> **DATA SUPPLIED**
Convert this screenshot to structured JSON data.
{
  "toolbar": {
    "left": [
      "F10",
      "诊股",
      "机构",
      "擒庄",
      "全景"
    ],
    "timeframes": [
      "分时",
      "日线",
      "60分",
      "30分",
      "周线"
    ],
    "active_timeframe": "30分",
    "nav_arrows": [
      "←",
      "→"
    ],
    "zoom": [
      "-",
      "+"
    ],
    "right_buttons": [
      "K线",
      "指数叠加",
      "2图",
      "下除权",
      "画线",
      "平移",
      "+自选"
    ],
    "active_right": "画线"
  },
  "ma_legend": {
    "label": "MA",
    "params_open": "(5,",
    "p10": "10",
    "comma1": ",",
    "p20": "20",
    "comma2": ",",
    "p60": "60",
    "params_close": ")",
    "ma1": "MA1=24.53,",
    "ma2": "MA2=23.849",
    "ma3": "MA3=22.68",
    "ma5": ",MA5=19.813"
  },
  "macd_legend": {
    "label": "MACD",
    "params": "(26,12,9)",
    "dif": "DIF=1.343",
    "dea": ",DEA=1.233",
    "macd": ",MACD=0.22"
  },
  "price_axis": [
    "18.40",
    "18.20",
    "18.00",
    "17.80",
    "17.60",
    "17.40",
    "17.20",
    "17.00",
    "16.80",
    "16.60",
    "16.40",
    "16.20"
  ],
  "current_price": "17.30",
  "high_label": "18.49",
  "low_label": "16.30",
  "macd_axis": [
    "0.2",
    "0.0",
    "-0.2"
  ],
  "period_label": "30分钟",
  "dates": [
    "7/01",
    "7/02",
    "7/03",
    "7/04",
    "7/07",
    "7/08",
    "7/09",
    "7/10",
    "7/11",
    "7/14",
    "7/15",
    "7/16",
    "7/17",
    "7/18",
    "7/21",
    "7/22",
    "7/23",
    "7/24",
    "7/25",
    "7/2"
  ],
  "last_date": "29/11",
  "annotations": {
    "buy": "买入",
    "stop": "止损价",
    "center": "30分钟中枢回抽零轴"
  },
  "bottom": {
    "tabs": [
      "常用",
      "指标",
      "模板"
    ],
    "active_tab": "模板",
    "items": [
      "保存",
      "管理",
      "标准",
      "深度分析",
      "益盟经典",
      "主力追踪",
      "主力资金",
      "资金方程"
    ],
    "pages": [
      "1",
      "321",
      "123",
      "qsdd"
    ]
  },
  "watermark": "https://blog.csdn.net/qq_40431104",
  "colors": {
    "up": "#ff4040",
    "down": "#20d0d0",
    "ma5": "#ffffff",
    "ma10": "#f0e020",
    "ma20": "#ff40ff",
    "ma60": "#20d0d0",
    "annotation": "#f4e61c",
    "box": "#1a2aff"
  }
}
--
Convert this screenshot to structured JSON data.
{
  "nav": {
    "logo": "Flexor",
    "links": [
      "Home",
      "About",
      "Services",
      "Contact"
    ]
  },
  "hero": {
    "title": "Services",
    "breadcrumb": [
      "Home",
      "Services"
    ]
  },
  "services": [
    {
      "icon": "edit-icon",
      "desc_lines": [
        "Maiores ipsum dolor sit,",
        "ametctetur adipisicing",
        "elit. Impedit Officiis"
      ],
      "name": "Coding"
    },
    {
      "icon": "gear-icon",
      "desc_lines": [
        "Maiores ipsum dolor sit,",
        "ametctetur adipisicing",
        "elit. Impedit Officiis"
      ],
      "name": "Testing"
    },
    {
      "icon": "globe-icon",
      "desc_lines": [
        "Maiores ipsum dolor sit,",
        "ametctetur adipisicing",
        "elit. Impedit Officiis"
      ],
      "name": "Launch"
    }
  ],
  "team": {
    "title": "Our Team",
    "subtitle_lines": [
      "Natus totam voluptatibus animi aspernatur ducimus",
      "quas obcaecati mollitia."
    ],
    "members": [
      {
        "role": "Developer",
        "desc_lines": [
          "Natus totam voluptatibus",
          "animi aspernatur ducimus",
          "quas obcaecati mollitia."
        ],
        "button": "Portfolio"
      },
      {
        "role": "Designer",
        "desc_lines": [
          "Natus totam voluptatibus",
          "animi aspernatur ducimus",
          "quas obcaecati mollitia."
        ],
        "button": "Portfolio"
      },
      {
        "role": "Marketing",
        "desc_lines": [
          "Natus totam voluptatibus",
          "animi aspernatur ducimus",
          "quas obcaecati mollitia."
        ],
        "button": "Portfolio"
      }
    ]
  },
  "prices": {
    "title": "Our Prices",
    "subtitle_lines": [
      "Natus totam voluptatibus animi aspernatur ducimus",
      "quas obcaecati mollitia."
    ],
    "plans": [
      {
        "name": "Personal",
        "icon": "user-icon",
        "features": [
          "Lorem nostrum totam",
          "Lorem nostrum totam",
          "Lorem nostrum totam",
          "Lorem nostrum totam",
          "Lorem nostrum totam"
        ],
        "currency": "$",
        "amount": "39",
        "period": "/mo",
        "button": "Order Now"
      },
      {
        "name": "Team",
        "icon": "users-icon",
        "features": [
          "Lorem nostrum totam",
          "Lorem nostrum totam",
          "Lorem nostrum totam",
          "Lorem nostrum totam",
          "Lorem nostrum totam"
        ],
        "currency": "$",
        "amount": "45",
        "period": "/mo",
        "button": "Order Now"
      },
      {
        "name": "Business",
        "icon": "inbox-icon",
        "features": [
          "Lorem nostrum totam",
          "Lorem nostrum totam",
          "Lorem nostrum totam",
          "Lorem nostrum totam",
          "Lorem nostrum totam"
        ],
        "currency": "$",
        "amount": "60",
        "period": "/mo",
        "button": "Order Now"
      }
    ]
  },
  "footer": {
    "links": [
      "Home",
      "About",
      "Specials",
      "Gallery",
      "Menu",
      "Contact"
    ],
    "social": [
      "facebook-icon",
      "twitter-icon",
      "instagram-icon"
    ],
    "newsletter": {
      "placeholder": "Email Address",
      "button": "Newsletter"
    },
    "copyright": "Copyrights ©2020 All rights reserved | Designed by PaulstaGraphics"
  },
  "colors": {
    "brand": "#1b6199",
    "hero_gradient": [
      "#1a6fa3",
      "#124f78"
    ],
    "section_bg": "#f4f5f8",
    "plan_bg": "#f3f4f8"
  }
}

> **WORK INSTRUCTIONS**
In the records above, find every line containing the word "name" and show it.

> **ANSWER FOR THE TASK**
      "name": "Coding"
      "name": "Testing"
      "name": "Launch"
        "name": "Personal",
        "name": "Team",
        "name": "Business",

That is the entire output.